── Given data

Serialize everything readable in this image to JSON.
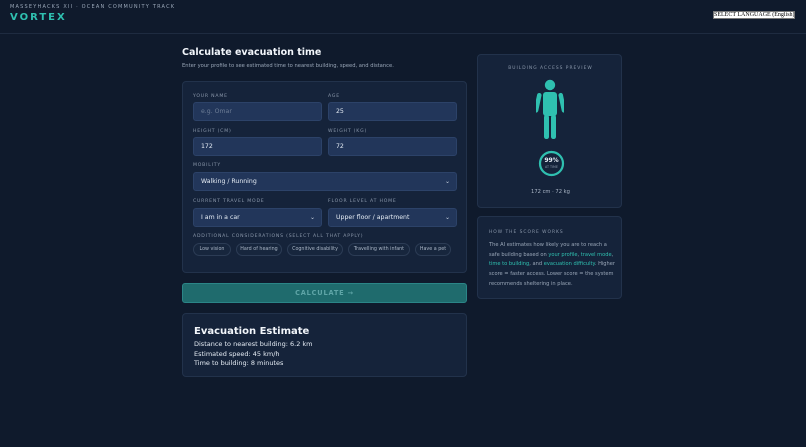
{
  "header": {
    "event": "MASSEYHACKS XII · OCEAN COMMUNITY TRACK",
    "brand": "VORTEX",
    "language_button": "SELECT LANGUAGE (English)"
  },
  "page": {
    "title": "Calculate evacuation time",
    "subtitle": "Enter your profile to see estimated time to nearest building, speed, and distance."
  },
  "form": {
    "name_label": "YOUR NAME",
    "name_placeholder": "e.g. Omar",
    "age_label": "AGE",
    "age_value": "25",
    "height_label": "HEIGHT (CM)",
    "height_value": "172",
    "weight_label": "WEIGHT (KG)",
    "weight_value": "72",
    "mobility_label": "MOBILITY",
    "mobility_value": "Walking / Running",
    "travel_label": "CURRENT TRAVEL MODE",
    "travel_value": "I am in a car",
    "floor_label": "FLOOR LEVEL AT HOME",
    "floor_value": "Upper floor / apartment",
    "considerations_label": "ADDITIONAL CONSIDERATIONS (SELECT ALL THAT APPLY)",
    "considerations": [
      "Low vision",
      "Hard of hearing",
      "Cognitive disability",
      "Travelling with infant",
      "Have a pet"
    ]
  },
  "calculate_button": "CALCULATE →",
  "result": {
    "title": "Evacuation Estimate",
    "distance": "Distance to nearest building: 6.2 km",
    "speed": "Estimated speed: 45 km/h",
    "time": "Time to building: 8 minutes"
  },
  "preview": {
    "title": "BUILDING ACCESS PREVIEW",
    "score": "99%",
    "score_sub": "AT TIME",
    "score_fraction": 0.99,
    "metrics": "172 cm · 72 kg"
  },
  "info": {
    "title": "HOW THE SCORE WORKS",
    "t1": "The AI estimates how likely you are to reach a safe building based on ",
    "h1": "your profile",
    "t2": ", ",
    "h2": "travel mode",
    "t3": ", ",
    "h3": "time to building",
    "t4": ", and ",
    "h4": "evacuation difficulty",
    "t5": ". Higher score = faster access. Lower score = the system recommends sheltering in place."
  },
  "colors": {
    "accent": "#2fc0b0",
    "background": "#0f1a2c",
    "card": "#15233a"
  }
}
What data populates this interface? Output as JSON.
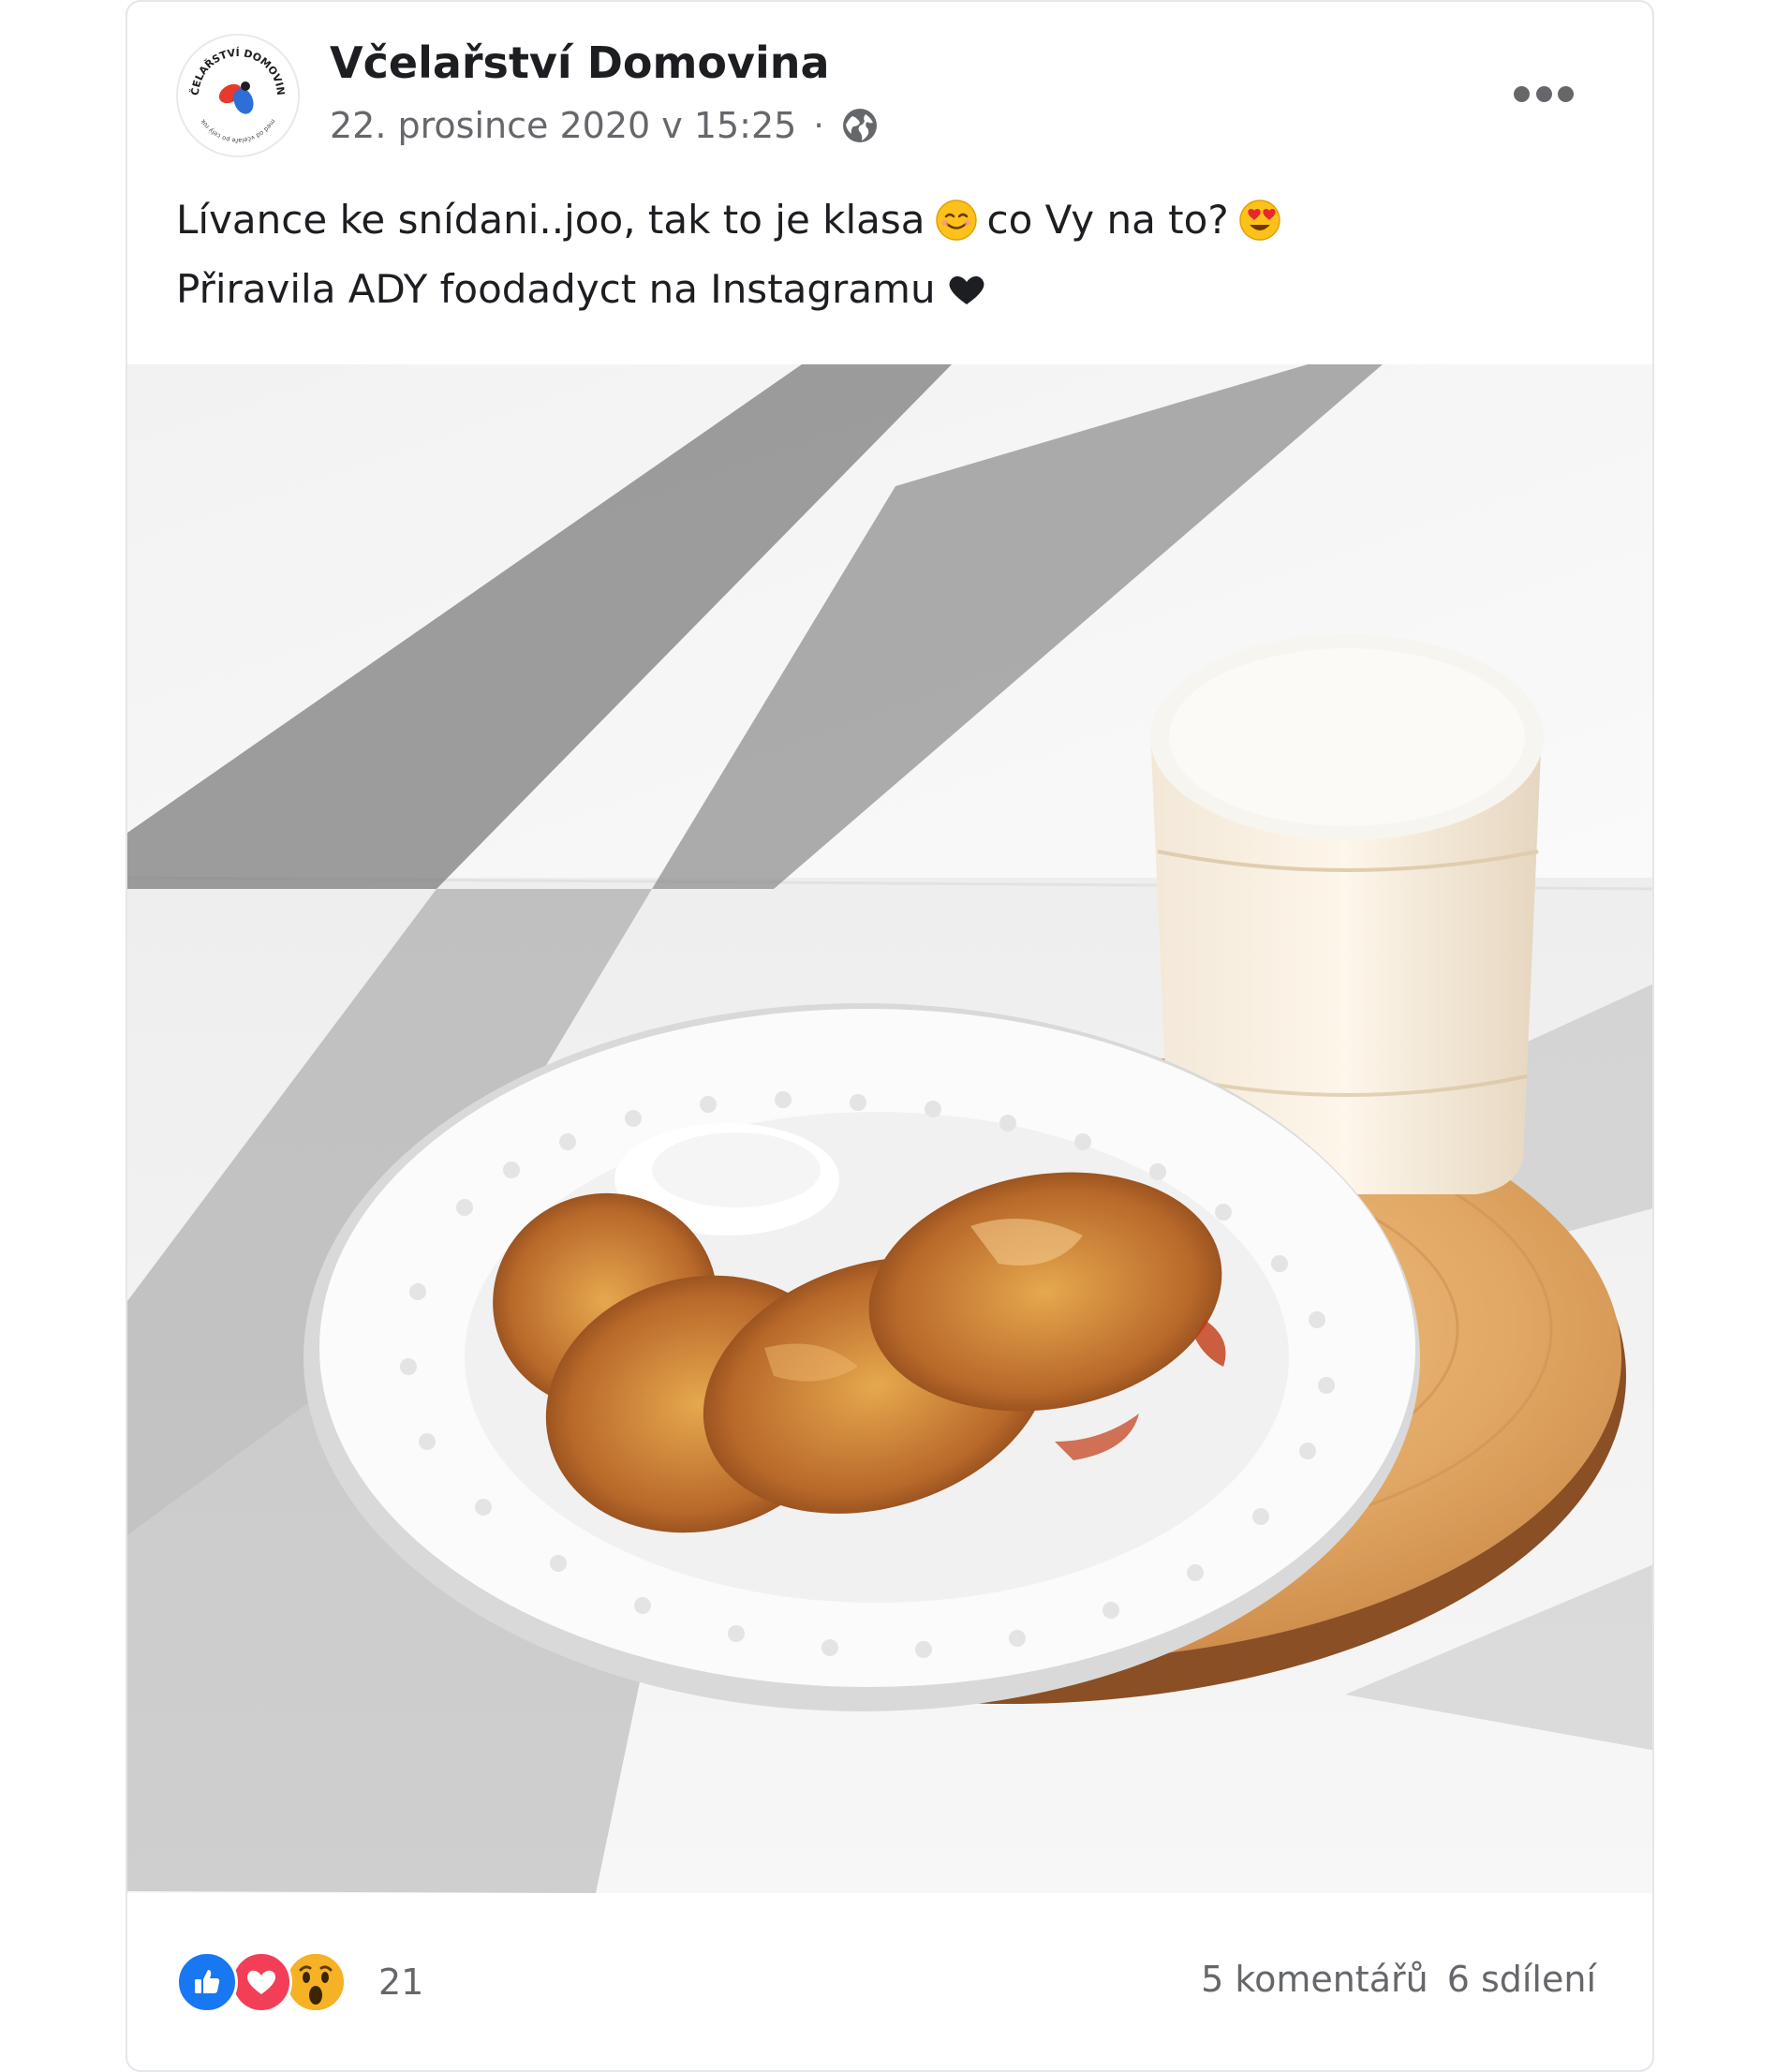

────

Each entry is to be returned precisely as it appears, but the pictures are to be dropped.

• Finished exercise:
Serialize everything readable in this image to JSON.
{
  "header": {
    "event": "MASSEYHACKS XII · OCEAN COMMUNITY TRACK",
    "brand": "VORTEX",
    "language_button": "SELECT LANGUAGE (English)"
  },
  "page": {
    "title": "Calculate evacuation time",
    "subtitle": "Enter your profile to see estimated time to nearest building, speed, and distance."
  },
  "form": {
    "name_label": "YOUR NAME",
    "name_placeholder": "e.g. Omar",
    "age_label": "AGE",
    "age_value": "25",
    "height_label": "HEIGHT (CM)",
    "height_value": "172",
    "weight_label": "WEIGHT (KG)",
    "weight_value": "72",
    "mobility_label": "MOBILITY",
    "mobility_value": "Walking / Running",
    "travel_label": "CURRENT TRAVEL MODE",
    "travel_value": "I am in a car",
    "floor_label": "FLOOR LEVEL AT HOME",
    "floor_value": "Upper floor / apartment",
    "considerations_label": "ADDITIONAL CONSIDERATIONS (SELECT ALL THAT APPLY)",
    "considerations": [
      "Low vision",
      "Hard of hearing",
      "Cognitive disability",
      "Travelling with infant",
      "Have a pet"
    ]
  },
  "calculate_button": "CALCULATE →",
  "result": {
    "title": "Evacuation Estimate",
    "distance": "Distance to nearest building: 6.2 km",
    "speed": "Estimated speed: 45 km/h",
    "time": "Time to building: 8 minutes"
  },
  "preview": {
    "title": "BUILDING ACCESS PREVIEW",
    "score": "99%",
    "score_sub": "AT TIME",
    "score_fraction": 0.99,
    "metrics": "172 cm · 72 kg"
  },
  "info": {
    "title": "HOW THE SCORE WORKS",
    "t1": "The AI estimates how likely you are to reach a safe building based on ",
    "h1": "your profile",
    "t2": ", ",
    "h2": "travel mode",
    "t3": ", ",
    "h3": "time to building",
    "t4": ", and ",
    "h4": "evacuation difficulty",
    "t5": ". Higher score = faster access. Lower score = the system recommends sheltering in place."
  },
  "colors": {
    "accent": "#2fc0b0",
    "background": "#0f1a2c",
    "card": "#15233a"
  }
}
What data populates this interface? Output as JSON.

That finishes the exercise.